In space, no one can hear you chew: Deep Space Food Challenge calls on Canadian innovators for ideas on feeding astronauts
MONTREAL -- Space might be the final frontier, but you still gotta eat while you're there. So scientists, including some in Canada, are always hard at work improving the food that leaves Earth with astronauts – a mission that can pay dividends for those of us stuck on this planet.
That's why the Canadian Space Agency is taking part in the Deep Space Food Challenge, said CSA Senior Project Manager Matthew Bamsey.
“It's exciting innovators in Canada to find ways we can keep our astronauts well-fed on long-duration missions while at the same time improving food production systems here on Earth,” he said.
The point of the challenge is to “get out to Canada and really allow anyone with a good idea to suggest it to us. The first phase of the Deep Space Food Challenge is the idea phase. After that, the top 10 best ideas will each win a $30,000 prize and 10 of those teams will go on to develop prototypes we can hopefully one day use on space missions to the moon and Mars, and also here on Earth, hopefully.”
Making food for astronauts is a challenge in itself: it must fit into vehicles that are limited in size and could be going for long distances. So the food must be “reliable, we obviously have to make sure the food produced is nutritious and at the same time, these systems have to work with little amounts of power and produce the most amount of food possible,” said Bamsey.
“We're using this pull of space technology, which is really the same kind of constraints that are useful for Earth systems as well.”
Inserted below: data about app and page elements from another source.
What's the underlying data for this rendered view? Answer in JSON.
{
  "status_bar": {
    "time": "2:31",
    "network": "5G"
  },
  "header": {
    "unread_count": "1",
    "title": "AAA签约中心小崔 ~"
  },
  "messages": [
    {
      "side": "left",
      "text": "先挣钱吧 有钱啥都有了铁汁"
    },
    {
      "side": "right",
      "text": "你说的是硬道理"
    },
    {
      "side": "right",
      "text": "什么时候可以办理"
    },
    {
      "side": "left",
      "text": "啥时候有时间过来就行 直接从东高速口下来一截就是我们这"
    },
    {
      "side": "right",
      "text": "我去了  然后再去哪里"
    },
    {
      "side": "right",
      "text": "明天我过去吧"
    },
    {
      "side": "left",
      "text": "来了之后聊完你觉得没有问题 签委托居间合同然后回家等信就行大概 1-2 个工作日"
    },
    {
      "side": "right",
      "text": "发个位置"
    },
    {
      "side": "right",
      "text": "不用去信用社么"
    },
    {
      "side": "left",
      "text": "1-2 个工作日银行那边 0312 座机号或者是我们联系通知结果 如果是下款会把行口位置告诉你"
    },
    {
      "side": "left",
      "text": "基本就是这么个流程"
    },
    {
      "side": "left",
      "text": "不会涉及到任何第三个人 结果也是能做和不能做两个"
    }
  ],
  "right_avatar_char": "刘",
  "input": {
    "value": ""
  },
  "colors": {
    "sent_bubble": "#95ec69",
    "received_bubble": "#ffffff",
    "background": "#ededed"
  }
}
For the full interview with Matthew Bamsey, click on the video above.